It will feature just over 85,000 sq m of office space, along with retail and restaurants and replaces already consented plans by Arup for a 32-storey tower that was approved in March 2018.

As well as the taller East tower, the revised scheme will feature a smaller, 20-storey West tower with the pair linked by a 13-storey podium that will contain green spaces and communal areas.

Work will involve knocking down two buildings at 2-3 Finsbury Avenue built by British architect Peter Foggo in the 1980s.

In a planning statement sent to City of London planners last autumn, British Land says: “The consented scheme was the culmination of a design originally conceived in 2014. The transformation of Broadgate has progressed since [it] was approved, and occupier and workplace requirements have evolved since then too. These new proposals respond to this changing context and propose a new approach to the Site’s redevelopment, including a best practice approach to sustainability, workplace design and inclusion.”

Neighbouring authority Hackney council had objected to the 3XN plan saying it would blight parts of the borough including the Sun Street conservation area, a grade II listed pub and locally listed buildings at 5-15 Sun Street.

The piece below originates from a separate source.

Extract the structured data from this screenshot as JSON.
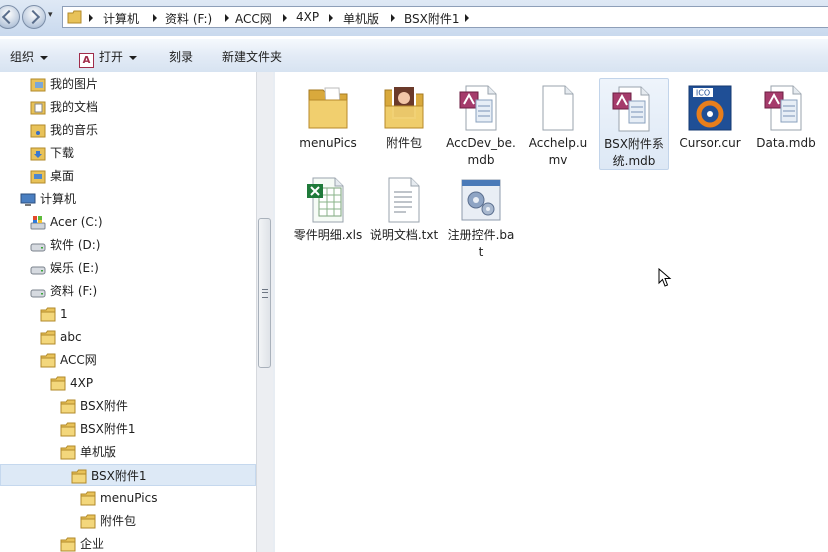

But the development became the third tower in the Square Mile to get the thumbs-up in four weeks after proposals by Hong Kong developer Tenacity for two schemes on Gracechurch Street were OK’d.

Fletcher Priest’s plan for a 32-storey tower at 55 Gracechurch Street was approved last month while last week KPF’s proposal for a 33-storey tower at 70 Gracechurch Street got the green light last week.